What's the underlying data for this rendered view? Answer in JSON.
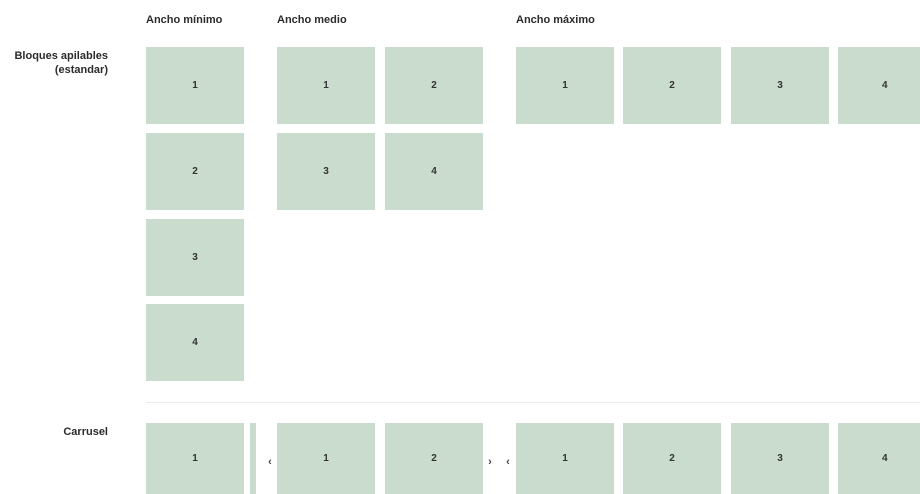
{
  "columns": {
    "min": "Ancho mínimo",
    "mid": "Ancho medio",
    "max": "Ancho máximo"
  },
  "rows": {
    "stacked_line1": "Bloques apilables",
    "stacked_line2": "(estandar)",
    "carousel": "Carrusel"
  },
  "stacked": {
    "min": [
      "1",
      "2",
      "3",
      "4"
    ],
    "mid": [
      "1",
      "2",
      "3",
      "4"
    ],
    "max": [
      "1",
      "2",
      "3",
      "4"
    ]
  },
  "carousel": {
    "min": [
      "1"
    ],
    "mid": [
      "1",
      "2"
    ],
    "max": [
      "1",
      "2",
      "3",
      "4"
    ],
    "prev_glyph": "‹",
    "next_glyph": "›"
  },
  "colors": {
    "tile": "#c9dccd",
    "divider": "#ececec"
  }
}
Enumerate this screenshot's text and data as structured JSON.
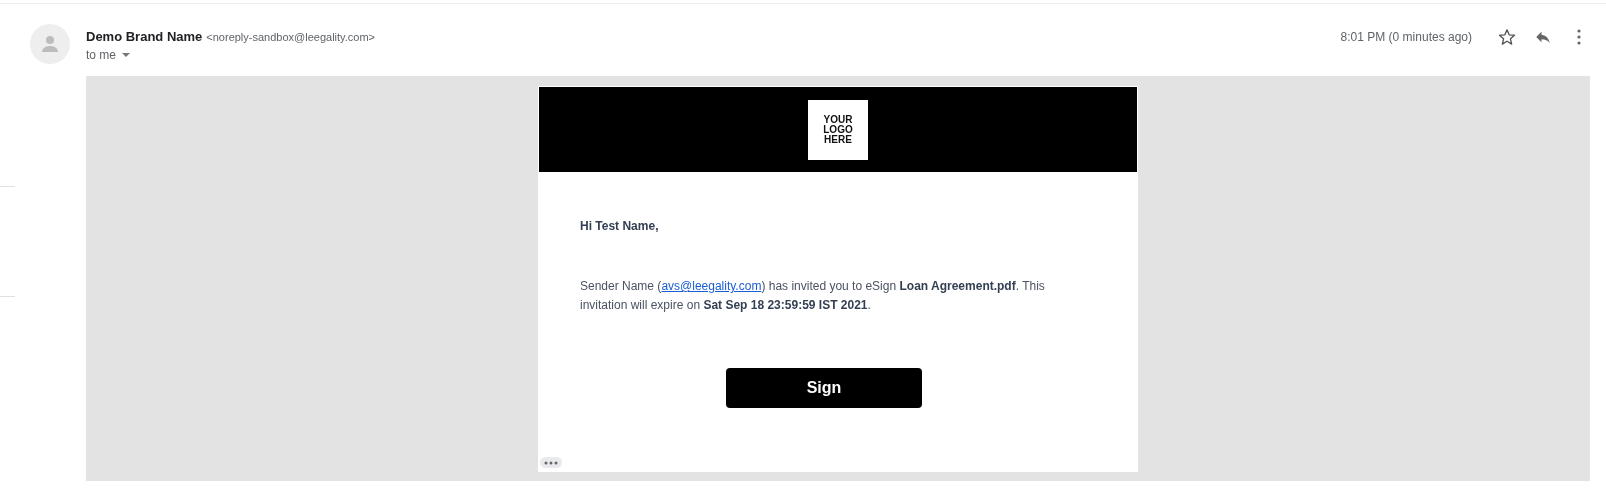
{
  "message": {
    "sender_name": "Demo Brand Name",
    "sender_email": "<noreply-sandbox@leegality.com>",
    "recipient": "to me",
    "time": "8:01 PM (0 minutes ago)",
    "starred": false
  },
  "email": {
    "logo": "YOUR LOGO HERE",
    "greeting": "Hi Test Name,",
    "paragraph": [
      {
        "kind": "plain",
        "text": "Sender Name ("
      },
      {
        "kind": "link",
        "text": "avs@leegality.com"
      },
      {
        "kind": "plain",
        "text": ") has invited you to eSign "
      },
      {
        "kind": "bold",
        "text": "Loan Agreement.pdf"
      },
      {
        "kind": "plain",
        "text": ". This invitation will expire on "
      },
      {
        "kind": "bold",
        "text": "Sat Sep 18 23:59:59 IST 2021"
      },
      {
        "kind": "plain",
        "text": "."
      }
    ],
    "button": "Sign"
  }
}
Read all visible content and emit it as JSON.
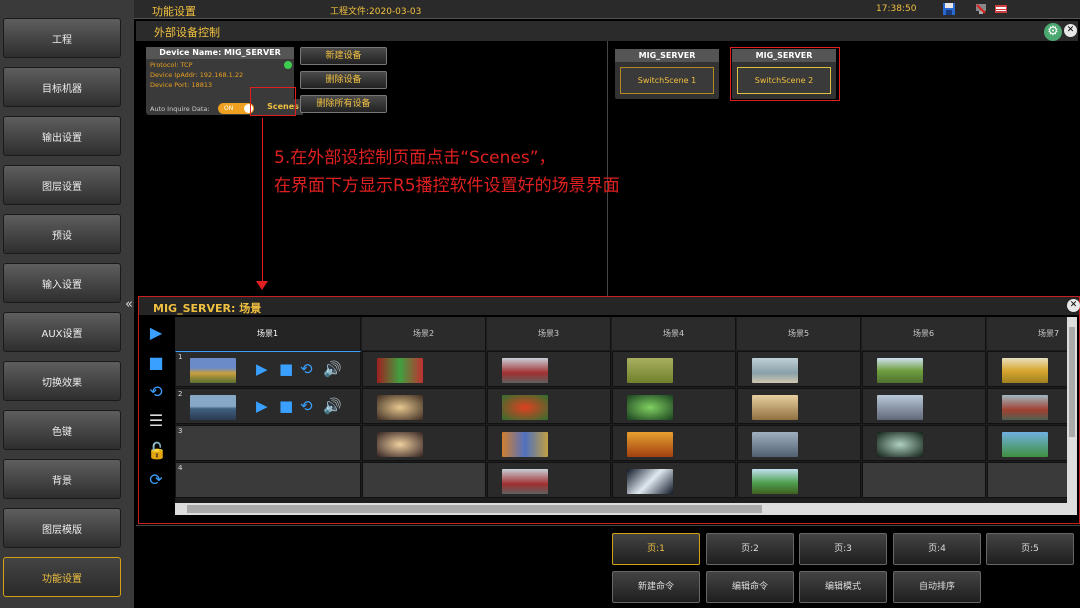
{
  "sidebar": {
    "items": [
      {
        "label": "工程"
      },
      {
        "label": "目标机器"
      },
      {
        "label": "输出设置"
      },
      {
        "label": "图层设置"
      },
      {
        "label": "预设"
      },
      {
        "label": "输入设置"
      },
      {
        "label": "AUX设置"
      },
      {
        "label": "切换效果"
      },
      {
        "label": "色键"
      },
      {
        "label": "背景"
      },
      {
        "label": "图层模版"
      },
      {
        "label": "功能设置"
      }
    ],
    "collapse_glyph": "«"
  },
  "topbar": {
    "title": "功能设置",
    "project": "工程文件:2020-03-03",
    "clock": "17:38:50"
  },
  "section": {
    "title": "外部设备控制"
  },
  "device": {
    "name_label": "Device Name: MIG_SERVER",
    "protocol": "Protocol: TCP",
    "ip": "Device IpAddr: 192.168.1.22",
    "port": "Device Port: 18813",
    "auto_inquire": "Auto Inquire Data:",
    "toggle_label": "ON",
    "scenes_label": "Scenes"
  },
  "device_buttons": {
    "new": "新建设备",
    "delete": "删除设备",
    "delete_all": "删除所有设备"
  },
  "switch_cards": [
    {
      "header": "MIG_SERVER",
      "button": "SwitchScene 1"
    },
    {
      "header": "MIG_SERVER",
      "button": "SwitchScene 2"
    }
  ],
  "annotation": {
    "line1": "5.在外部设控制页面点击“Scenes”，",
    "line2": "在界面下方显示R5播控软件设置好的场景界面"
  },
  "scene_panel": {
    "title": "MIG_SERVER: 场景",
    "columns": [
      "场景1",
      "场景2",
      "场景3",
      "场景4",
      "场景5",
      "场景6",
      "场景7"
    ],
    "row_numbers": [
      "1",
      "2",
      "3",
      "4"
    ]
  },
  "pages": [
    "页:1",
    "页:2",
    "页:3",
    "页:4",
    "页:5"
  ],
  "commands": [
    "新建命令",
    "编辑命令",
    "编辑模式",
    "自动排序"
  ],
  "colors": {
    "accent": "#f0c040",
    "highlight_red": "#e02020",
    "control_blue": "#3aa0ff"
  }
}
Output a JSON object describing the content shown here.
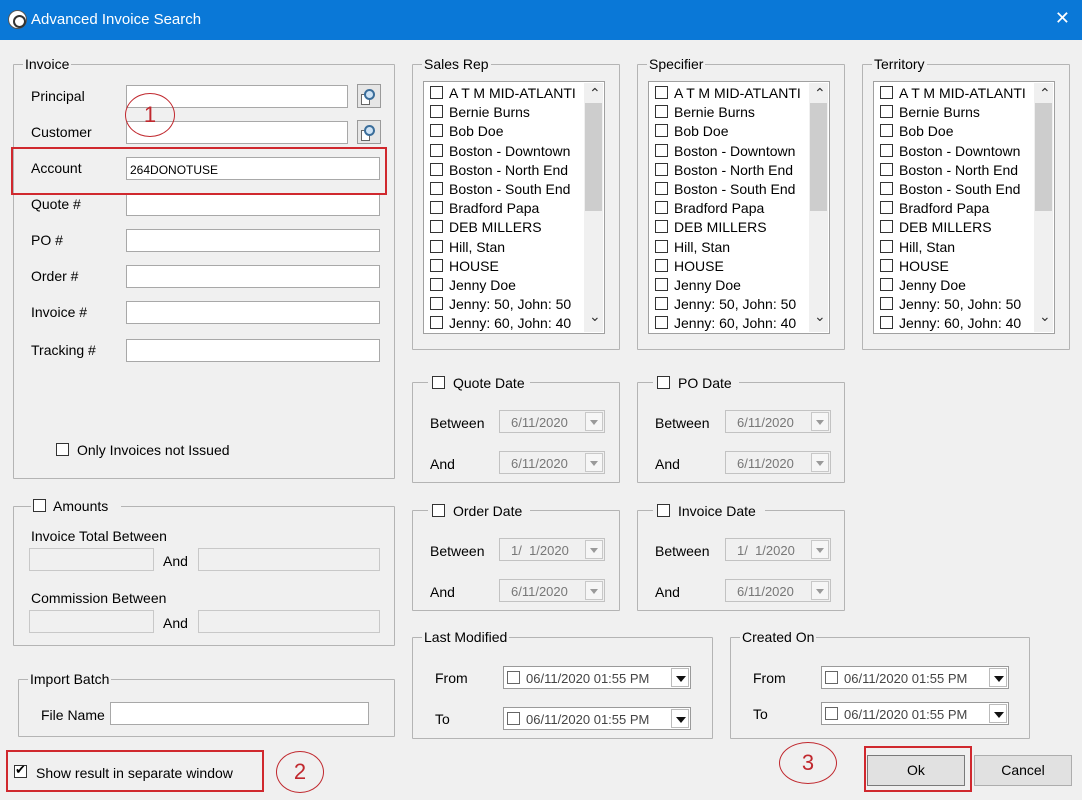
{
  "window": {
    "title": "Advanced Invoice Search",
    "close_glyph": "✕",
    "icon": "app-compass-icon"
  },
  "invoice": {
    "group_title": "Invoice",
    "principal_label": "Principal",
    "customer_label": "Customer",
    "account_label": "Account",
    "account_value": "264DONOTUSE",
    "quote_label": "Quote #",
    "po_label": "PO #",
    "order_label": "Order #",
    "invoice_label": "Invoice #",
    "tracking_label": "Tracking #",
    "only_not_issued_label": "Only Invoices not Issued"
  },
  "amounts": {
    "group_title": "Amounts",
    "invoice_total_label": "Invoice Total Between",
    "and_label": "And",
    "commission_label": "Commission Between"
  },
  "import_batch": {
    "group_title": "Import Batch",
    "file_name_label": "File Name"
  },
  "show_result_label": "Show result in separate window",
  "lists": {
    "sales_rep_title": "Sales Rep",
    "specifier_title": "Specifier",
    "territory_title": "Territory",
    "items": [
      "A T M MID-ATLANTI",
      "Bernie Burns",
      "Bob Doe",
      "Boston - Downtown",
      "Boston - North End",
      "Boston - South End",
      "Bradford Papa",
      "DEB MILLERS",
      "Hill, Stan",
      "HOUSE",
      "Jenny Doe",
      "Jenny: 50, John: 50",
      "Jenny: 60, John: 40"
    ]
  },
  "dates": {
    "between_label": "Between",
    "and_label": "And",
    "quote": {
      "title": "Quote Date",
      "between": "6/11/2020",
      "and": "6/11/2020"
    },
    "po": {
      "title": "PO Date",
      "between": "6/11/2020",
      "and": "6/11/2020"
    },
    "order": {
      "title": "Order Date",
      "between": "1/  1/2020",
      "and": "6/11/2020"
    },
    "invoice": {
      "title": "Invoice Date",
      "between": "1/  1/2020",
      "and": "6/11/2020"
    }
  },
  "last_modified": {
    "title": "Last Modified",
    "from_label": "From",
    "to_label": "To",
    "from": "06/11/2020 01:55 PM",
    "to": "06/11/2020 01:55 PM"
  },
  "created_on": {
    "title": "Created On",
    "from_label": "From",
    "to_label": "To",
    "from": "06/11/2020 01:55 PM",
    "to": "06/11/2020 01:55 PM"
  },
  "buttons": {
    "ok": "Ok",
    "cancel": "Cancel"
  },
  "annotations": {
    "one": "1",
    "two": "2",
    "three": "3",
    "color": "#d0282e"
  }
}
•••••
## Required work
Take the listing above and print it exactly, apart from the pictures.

## Answer box
What's the underlying data for this rendered view? Answer in JSON.
{
  "columns": {
    "min": "Ancho mínimo",
    "mid": "Ancho medio",
    "max": "Ancho máximo"
  },
  "rows": {
    "stacked_line1": "Bloques apilables",
    "stacked_line2": "(estandar)",
    "carousel": "Carrusel"
  },
  "stacked": {
    "min": [
      "1",
      "2",
      "3",
      "4"
    ],
    "mid": [
      "1",
      "2",
      "3",
      "4"
    ],
    "max": [
      "1",
      "2",
      "3",
      "4"
    ]
  },
  "carousel": {
    "min": [
      "1"
    ],
    "mid": [
      "1",
      "2"
    ],
    "max": [
      "1",
      "2",
      "3",
      "4"
    ],
    "prev_glyph": "‹",
    "next_glyph": "›"
  },
  "colors": {
    "tile": "#c9dccd",
    "divider": "#ececec"
  }
}
Enumerate this screenshot's text and data as structured JSON.
{
  "message": {
    "sender_name": "Demo Brand Name",
    "sender_email": "<noreply-sandbox@leegality.com>",
    "recipient": "to me",
    "time": "8:01 PM (0 minutes ago)",
    "starred": false
  },
  "email": {
    "logo": "YOUR LOGO HERE",
    "greeting": "Hi Test Name,",
    "paragraph": [
      {
        "kind": "plain",
        "text": "Sender Name ("
      },
      {
        "kind": "link",
        "text": "avs@leegality.com"
      },
      {
        "kind": "plain",
        "text": ") has invited you to eSign "
      },
      {
        "kind": "bold",
        "text": "Loan Agreement.pdf"
      },
      {
        "kind": "plain",
        "text": ". This invitation will expire on "
      },
      {
        "kind": "bold",
        "text": "Sat Sep 18 23:59:59 IST 2021"
      },
      {
        "kind": "plain",
        "text": "."
      }
    ],
    "button": "Sign"
  }
}
Read all visible content and emit it as JSON.
{
  "sidebar": {
    "items": [
      {
        "label": "工程"
      },
      {
        "label": "目标机器"
      },
      {
        "label": "输出设置"
      },
      {
        "label": "图层设置"
      },
      {
        "label": "预设"
      },
      {
        "label": "输入设置"
      },
      {
        "label": "AUX设置"
      },
      {
        "label": "切换效果"
      },
      {
        "label": "色键"
      },
      {
        "label": "背景"
      },
      {
        "label": "图层模版"
      },
      {
        "label": "功能设置"
      }
    ],
    "collapse_glyph": "«"
  },
  "topbar": {
    "title": "功能设置",
    "project": "工程文件:2020-03-03",
    "clock": "17:38:50"
  },
  "section": {
    "title": "外部设备控制"
  },
  "device": {
    "name_label": "Device Name: MIG_SERVER",
    "protocol": "Protocol: TCP",
    "ip": "Device IpAddr: 192.168.1.22",
    "port": "Device Port: 18813",
    "auto_inquire": "Auto Inquire Data:",
    "toggle_label": "ON",
    "scenes_label": "Scenes"
  },
  "device_buttons": {
    "new": "新建设备",
    "delete": "删除设备",
    "delete_all": "删除所有设备"
  },
  "switch_cards": [
    {
      "header": "MIG_SERVER",
      "button": "SwitchScene 1"
    },
    {
      "header": "MIG_SERVER",
      "button": "SwitchScene 2"
    }
  ],
  "annotation": {
    "line1": "5.在外部设控制页面点击“Scenes”，",
    "line2": "在界面下方显示R5播控软件设置好的场景界面"
  },
  "scene_panel": {
    "title": "MIG_SERVER: 场景",
    "columns": [
      "场景1",
      "场景2",
      "场景3",
      "场景4",
      "场景5",
      "场景6",
      "场景7"
    ],
    "row_numbers": [
      "1",
      "2",
      "3",
      "4"
    ]
  },
  "pages": [
    "页:1",
    "页:2",
    "页:3",
    "页:4",
    "页:5"
  ],
  "commands": [
    "新建命令",
    "编辑命令",
    "编辑模式",
    "自动排序"
  ],
  "colors": {
    "accent": "#f0c040",
    "highlight_red": "#e02020",
    "control_blue": "#3aa0ff"
  }
}
Output a JSON object describing the content shown here.
{
  "window": {
    "title": "Advanced Invoice Search",
    "close_glyph": "✕",
    "icon": "app-compass-icon"
  },
  "invoice": {
    "group_title": "Invoice",
    "principal_label": "Principal",
    "customer_label": "Customer",
    "account_label": "Account",
    "account_value": "264DONOTUSE",
    "quote_label": "Quote #",
    "po_label": "PO #",
    "order_label": "Order #",
    "invoice_label": "Invoice #",
    "tracking_label": "Tracking #",
    "only_not_issued_label": "Only Invoices not Issued"
  },
  "amounts": {
    "group_title": "Amounts",
    "invoice_total_label": "Invoice Total Between",
    "and_label": "And",
    "commission_label": "Commission Between"
  },
  "import_batch": {
    "group_title": "Import Batch",
    "file_name_label": "File Name"
  },
  "show_result_label": "Show result in separate window",
  "lists": {
    "sales_rep_title": "Sales Rep",
    "specifier_title": "Specifier",
    "territory_title": "Territory",
    "items": [
      "A T M MID-ATLANTI",
      "Bernie Burns",
      "Bob Doe",
      "Boston - Downtown",
      "Boston - North End",
      "Boston - South End",
      "Bradford Papa",
      "DEB MILLERS",
      "Hill, Stan",
      "HOUSE",
      "Jenny Doe",
      "Jenny: 50, John: 50",
      "Jenny: 60, John: 40"
    ]
  },
  "dates": {
    "between_label": "Between",
    "and_label": "And",
    "quote": {
      "title": "Quote Date",
      "between": "6/11/2020",
      "and": "6/11/2020"
    },
    "po": {
      "title": "PO Date",
      "between": "6/11/2020",
      "and": "6/11/2020"
    },
    "order": {
      "title": "Order Date",
      "between": "1/  1/2020",
      "and": "6/11/2020"
    },
    "invoice": {
      "title": "Invoice Date",
      "between": "1/  1/2020",
      "and": "6/11/2020"
    }
  },
  "last_modified": {
    "title": "Last Modified",
    "from_label": "From",
    "to_label": "To",
    "from": "06/11/2020 01:55 PM",
    "to": "06/11/2020 01:55 PM"
  },
  "created_on": {
    "title": "Created On",
    "from_label": "From",
    "to_label": "To",
    "from": "06/11/2020 01:55 PM",
    "to": "06/11/2020 01:55 PM"
  },
  "buttons": {
    "ok": "Ok",
    "cancel": "Cancel"
  },
  "annotations": {
    "one": "1",
    "two": "2",
    "three": "3",
    "color": "#d0282e"
  }
}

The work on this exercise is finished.